◆ RECORD EXCERPTS ◆
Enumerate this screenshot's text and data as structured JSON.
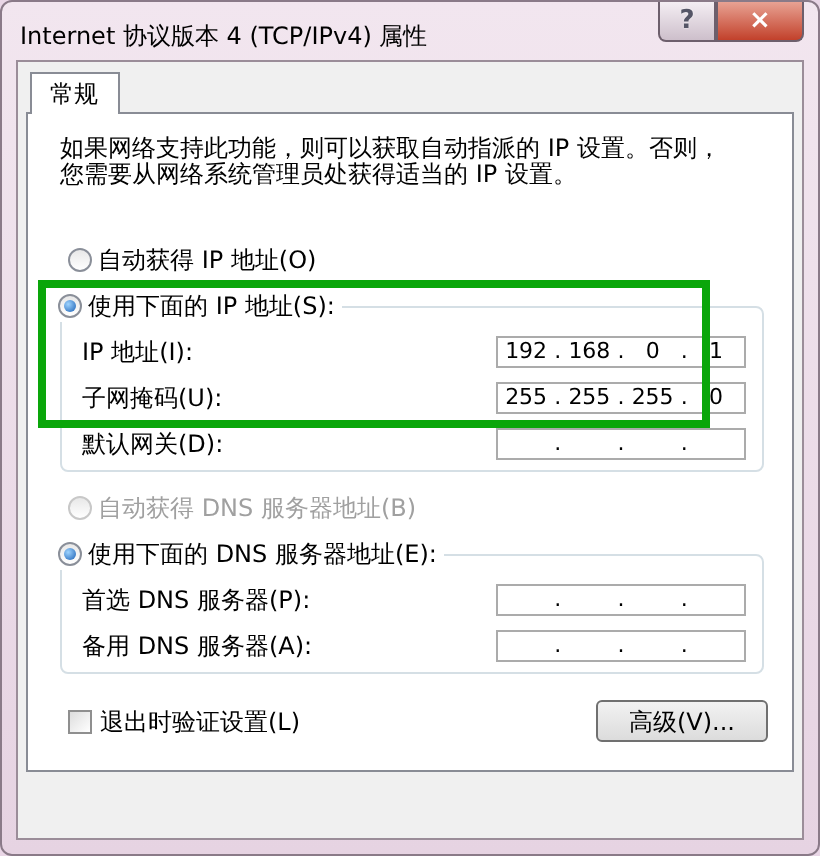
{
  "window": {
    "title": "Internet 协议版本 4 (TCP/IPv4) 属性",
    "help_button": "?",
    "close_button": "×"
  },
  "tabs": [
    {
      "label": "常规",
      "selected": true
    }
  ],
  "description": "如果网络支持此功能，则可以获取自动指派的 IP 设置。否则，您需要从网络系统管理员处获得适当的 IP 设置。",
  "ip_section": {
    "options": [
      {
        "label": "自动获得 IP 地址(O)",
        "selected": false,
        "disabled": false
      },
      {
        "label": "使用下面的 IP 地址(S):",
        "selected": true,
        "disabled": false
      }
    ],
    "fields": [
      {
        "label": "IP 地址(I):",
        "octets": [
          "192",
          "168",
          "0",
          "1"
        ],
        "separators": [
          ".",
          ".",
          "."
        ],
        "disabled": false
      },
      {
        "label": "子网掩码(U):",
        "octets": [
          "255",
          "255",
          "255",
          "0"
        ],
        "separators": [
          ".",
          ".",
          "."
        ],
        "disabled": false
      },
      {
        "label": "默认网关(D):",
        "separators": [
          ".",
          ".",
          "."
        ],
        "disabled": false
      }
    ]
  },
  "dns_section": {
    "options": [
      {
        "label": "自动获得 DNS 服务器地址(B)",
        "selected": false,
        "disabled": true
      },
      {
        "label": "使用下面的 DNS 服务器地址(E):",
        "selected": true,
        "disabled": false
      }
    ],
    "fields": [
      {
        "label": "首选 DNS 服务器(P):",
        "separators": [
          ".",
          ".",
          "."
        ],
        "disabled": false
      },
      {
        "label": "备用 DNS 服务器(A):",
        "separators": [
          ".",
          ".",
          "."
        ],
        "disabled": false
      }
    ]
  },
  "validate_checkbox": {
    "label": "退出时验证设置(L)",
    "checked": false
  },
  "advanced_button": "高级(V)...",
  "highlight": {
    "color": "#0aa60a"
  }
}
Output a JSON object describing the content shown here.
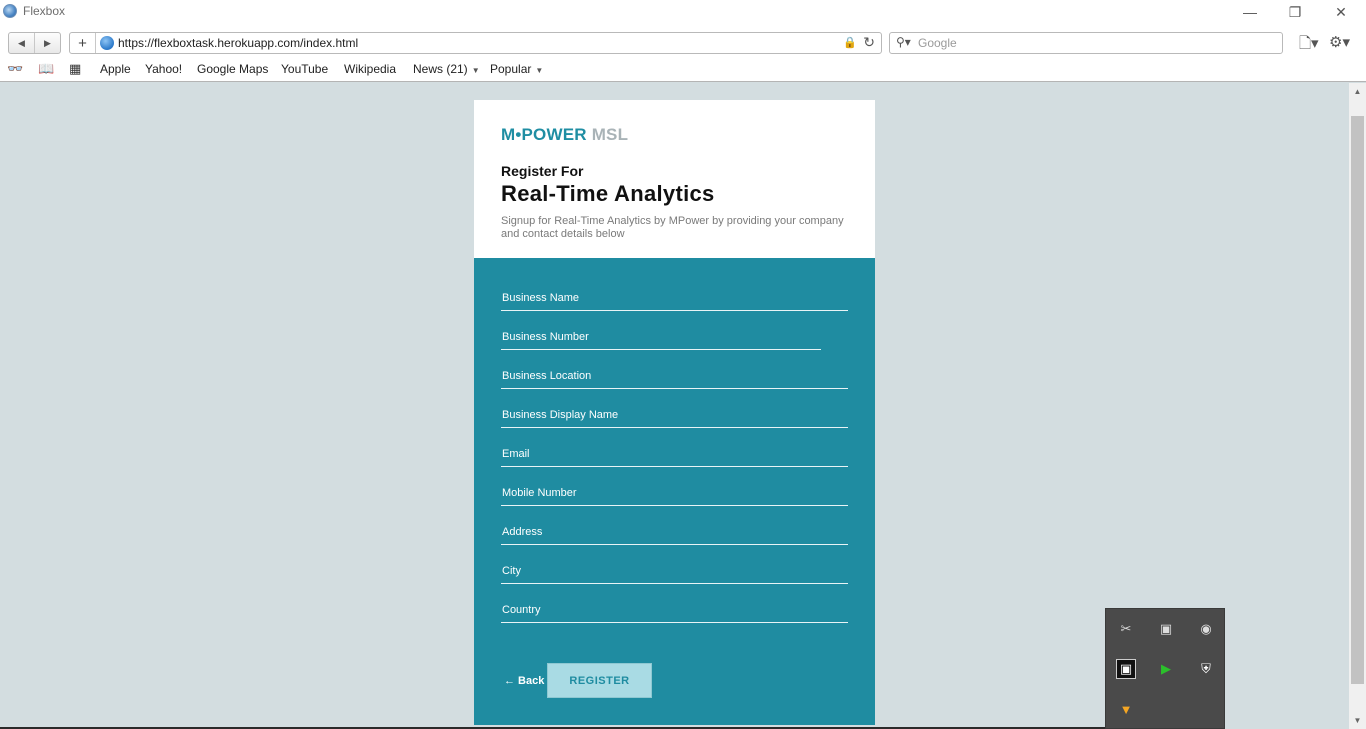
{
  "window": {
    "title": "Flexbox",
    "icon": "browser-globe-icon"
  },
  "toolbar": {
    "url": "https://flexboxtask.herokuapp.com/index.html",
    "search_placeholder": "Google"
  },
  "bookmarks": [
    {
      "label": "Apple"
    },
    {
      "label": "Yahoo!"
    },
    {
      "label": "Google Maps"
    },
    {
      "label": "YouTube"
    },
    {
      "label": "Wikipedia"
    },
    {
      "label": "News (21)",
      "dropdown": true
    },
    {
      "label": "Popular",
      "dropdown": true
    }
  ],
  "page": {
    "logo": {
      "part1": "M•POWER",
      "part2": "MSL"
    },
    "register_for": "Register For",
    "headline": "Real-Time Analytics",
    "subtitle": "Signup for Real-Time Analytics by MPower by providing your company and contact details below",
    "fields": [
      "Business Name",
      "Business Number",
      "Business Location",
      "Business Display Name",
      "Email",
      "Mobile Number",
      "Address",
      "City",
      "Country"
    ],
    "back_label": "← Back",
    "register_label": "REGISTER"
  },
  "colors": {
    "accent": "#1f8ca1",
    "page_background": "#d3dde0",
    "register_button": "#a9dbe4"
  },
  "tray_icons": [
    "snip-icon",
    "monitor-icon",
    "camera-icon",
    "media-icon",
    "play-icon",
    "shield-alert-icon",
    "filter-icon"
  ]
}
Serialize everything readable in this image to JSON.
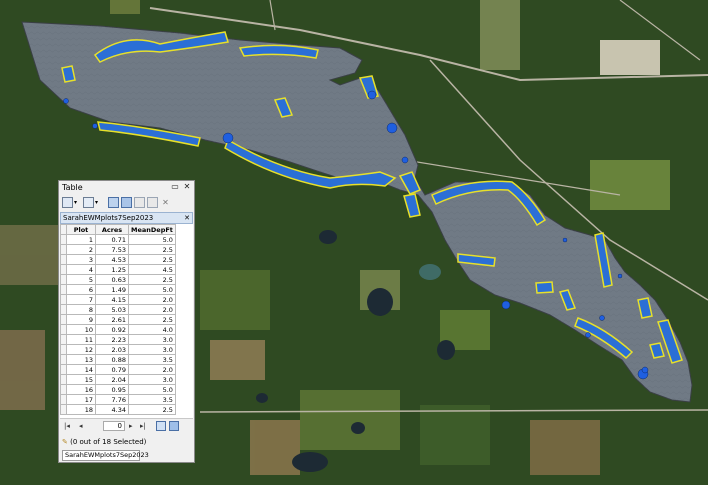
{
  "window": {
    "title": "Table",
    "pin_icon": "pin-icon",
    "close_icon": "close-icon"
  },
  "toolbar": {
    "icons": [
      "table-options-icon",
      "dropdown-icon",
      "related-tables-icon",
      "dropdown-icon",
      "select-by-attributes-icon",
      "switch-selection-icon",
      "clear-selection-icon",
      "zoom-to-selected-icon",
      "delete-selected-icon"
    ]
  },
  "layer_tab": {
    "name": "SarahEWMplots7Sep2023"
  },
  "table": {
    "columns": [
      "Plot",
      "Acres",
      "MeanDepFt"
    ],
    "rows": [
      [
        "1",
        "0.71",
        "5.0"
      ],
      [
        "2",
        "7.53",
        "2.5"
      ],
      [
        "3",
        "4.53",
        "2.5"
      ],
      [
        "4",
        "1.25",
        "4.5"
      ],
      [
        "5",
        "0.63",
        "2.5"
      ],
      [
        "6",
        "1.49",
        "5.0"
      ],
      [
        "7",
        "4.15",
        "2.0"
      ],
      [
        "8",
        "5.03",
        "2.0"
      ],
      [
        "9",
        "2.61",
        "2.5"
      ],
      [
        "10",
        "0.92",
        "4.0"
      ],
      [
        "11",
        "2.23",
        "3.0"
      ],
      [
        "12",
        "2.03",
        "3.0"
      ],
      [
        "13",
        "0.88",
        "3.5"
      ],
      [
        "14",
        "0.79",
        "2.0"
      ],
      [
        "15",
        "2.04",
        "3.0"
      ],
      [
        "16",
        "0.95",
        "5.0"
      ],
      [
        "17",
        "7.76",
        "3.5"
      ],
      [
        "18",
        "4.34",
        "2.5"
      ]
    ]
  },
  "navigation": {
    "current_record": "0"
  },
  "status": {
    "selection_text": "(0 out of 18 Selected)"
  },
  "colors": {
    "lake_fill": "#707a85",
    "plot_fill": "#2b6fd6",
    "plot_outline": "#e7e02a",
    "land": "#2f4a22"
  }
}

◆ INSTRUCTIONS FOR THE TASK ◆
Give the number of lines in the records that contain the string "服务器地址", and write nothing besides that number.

◆ WRITTEN RESPONSE ◆
2